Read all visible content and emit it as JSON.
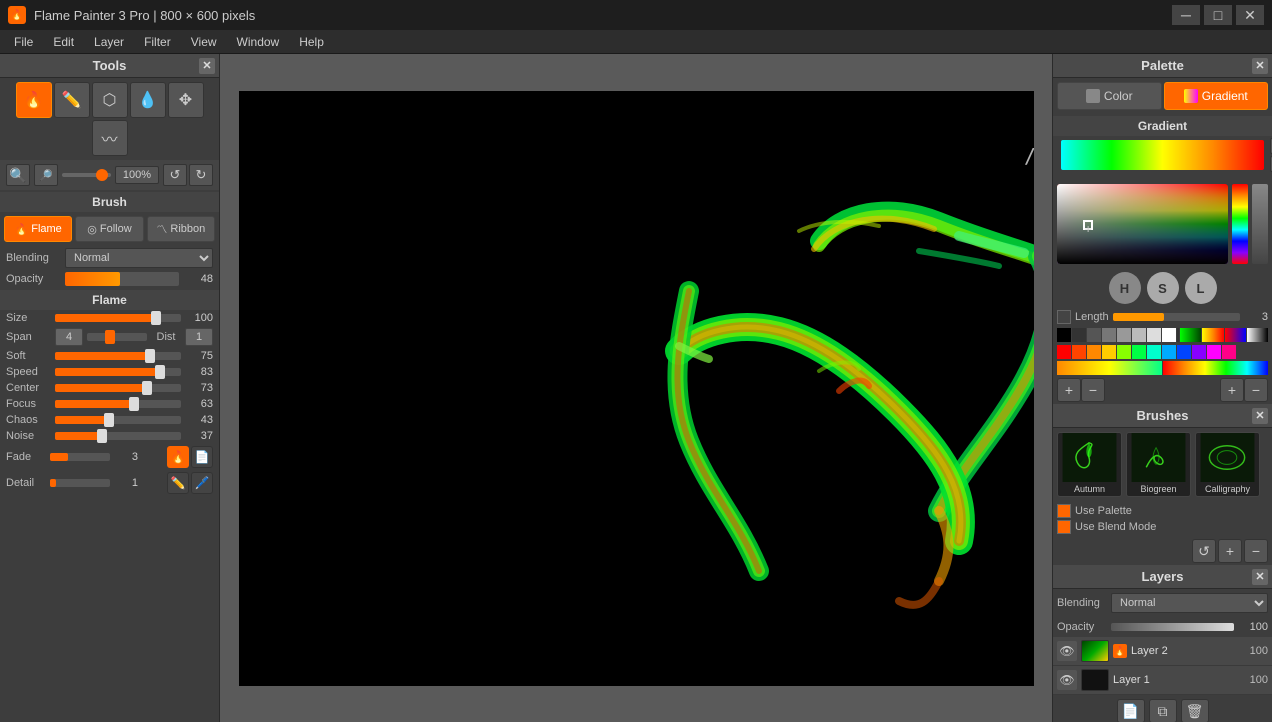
{
  "titlebar": {
    "icon": "🔥",
    "title": "Flame Painter 3 Pro | 800 × 600 pixels",
    "minimize": "─",
    "maximize": "□",
    "close": "✕"
  },
  "menubar": {
    "items": [
      "File",
      "Edit",
      "Layer",
      "Filter",
      "View",
      "Window",
      "Help"
    ]
  },
  "tools_panel": {
    "title": "Tools",
    "tools": [
      "flame",
      "pen",
      "lasso",
      "drop",
      "transform",
      "wave"
    ],
    "zoom_in": "+",
    "zoom_out": "−",
    "zoom_value": "100%",
    "reset": "↺",
    "redo": "↻"
  },
  "brush_panel": {
    "title": "Brush",
    "modes": [
      {
        "id": "flame",
        "label": "Flame",
        "active": true
      },
      {
        "id": "follow",
        "label": "Follow",
        "active": false
      },
      {
        "id": "ribbon",
        "label": "Ribbon",
        "active": false
      }
    ],
    "blending_label": "Blending",
    "blending_value": "Normal",
    "opacity_label": "Opacity",
    "opacity_value": "48"
  },
  "flame_panel": {
    "title": "Flame",
    "sliders": [
      {
        "label": "Size",
        "value": 100,
        "percent": 80
      },
      {
        "label": "Soft",
        "value": 75,
        "percent": 75
      },
      {
        "label": "Speed",
        "value": 83,
        "percent": 83
      },
      {
        "label": "Center",
        "value": 73,
        "percent": 73
      },
      {
        "label": "Focus",
        "value": 63,
        "percent": 63
      },
      {
        "label": "Chaos",
        "value": 43,
        "percent": 43
      },
      {
        "label": "Noise",
        "value": 37,
        "percent": 37
      }
    ],
    "span_label": "Span",
    "span_value": "4",
    "dist_label": "Dist",
    "dist_value": "1",
    "fade_label": "Fade",
    "fade_value": "3",
    "detail_label": "Detail",
    "detail_value": "1"
  },
  "palette_panel": {
    "title": "Palette",
    "color_btn": "Color",
    "gradient_btn": "Gradient",
    "gradient_title": "Gradient",
    "h_btn": "H",
    "s_btn": "S",
    "l_btn": "L",
    "length_label": "Length",
    "length_value": "3"
  },
  "brushes_panel": {
    "title": "Brushes",
    "brushes": [
      {
        "name": "Autumn",
        "color": "#4a7a20"
      },
      {
        "name": "Biogreen",
        "color": "#2a6a10"
      },
      {
        "name": "Calligraphy",
        "color": "#1a4a10"
      }
    ],
    "use_palette": "Use Palette",
    "use_blend": "Use Blend Mode"
  },
  "layers_panel": {
    "title": "Layers",
    "blending_label": "Blending",
    "blending_value": "Normal",
    "opacity_label": "Opacity",
    "opacity_value": "100",
    "layers": [
      {
        "name": "Layer 2",
        "opacity": "100",
        "visible": true,
        "has_flame": true
      },
      {
        "name": "Layer 1",
        "opacity": "100",
        "visible": true,
        "has_flame": false
      }
    ]
  }
}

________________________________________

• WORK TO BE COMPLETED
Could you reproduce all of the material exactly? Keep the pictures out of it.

• EXERCISE ANSWER
Read all visible content and emit it as JSON.
{
  "titlebar": {
    "icon": "🔥",
    "title": "Flame Painter 3 Pro | 800 × 600 pixels",
    "minimize": "─",
    "maximize": "□",
    "close": "✕"
  },
  "menubar": {
    "items": [
      "File",
      "Edit",
      "Layer",
      "Filter",
      "View",
      "Window",
      "Help"
    ]
  },
  "tools_panel": {
    "title": "Tools",
    "tools": [
      "flame",
      "pen",
      "lasso",
      "drop",
      "transform",
      "wave"
    ],
    "zoom_in": "+",
    "zoom_out": "−",
    "zoom_value": "100%",
    "reset": "↺",
    "redo": "↻"
  },
  "brush_panel": {
    "title": "Brush",
    "modes": [
      {
        "id": "flame",
        "label": "Flame",
        "active": true
      },
      {
        "id": "follow",
        "label": "Follow",
        "active": false
      },
      {
        "id": "ribbon",
        "label": "Ribbon",
        "active": false
      }
    ],
    "blending_label": "Blending",
    "blending_value": "Normal",
    "opacity_label": "Opacity",
    "opacity_value": "48"
  },
  "flame_panel": {
    "title": "Flame",
    "sliders": [
      {
        "label": "Size",
        "value": 100,
        "percent": 80
      },
      {
        "label": "Soft",
        "value": 75,
        "percent": 75
      },
      {
        "label": "Speed",
        "value": 83,
        "percent": 83
      },
      {
        "label": "Center",
        "value": 73,
        "percent": 73
      },
      {
        "label": "Focus",
        "value": 63,
        "percent": 63
      },
      {
        "label": "Chaos",
        "value": 43,
        "percent": 43
      },
      {
        "label": "Noise",
        "value": 37,
        "percent": 37
      }
    ],
    "span_label": "Span",
    "span_value": "4",
    "dist_label": "Dist",
    "dist_value": "1",
    "fade_label": "Fade",
    "fade_value": "3",
    "detail_label": "Detail",
    "detail_value": "1"
  },
  "palette_panel": {
    "title": "Palette",
    "color_btn": "Color",
    "gradient_btn": "Gradient",
    "gradient_title": "Gradient",
    "h_btn": "H",
    "s_btn": "S",
    "l_btn": "L",
    "length_label": "Length",
    "length_value": "3"
  },
  "brushes_panel": {
    "title": "Brushes",
    "brushes": [
      {
        "name": "Autumn",
        "color": "#4a7a20"
      },
      {
        "name": "Biogreen",
        "color": "#2a6a10"
      },
      {
        "name": "Calligraphy",
        "color": "#1a4a10"
      }
    ],
    "use_palette": "Use Palette",
    "use_blend": "Use Blend Mode"
  },
  "layers_panel": {
    "title": "Layers",
    "blending_label": "Blending",
    "blending_value": "Normal",
    "opacity_label": "Opacity",
    "opacity_value": "100",
    "layers": [
      {
        "name": "Layer 2",
        "opacity": "100",
        "visible": true,
        "has_flame": true
      },
      {
        "name": "Layer 1",
        "opacity": "100",
        "visible": true,
        "has_flame": false
      }
    ]
  }
}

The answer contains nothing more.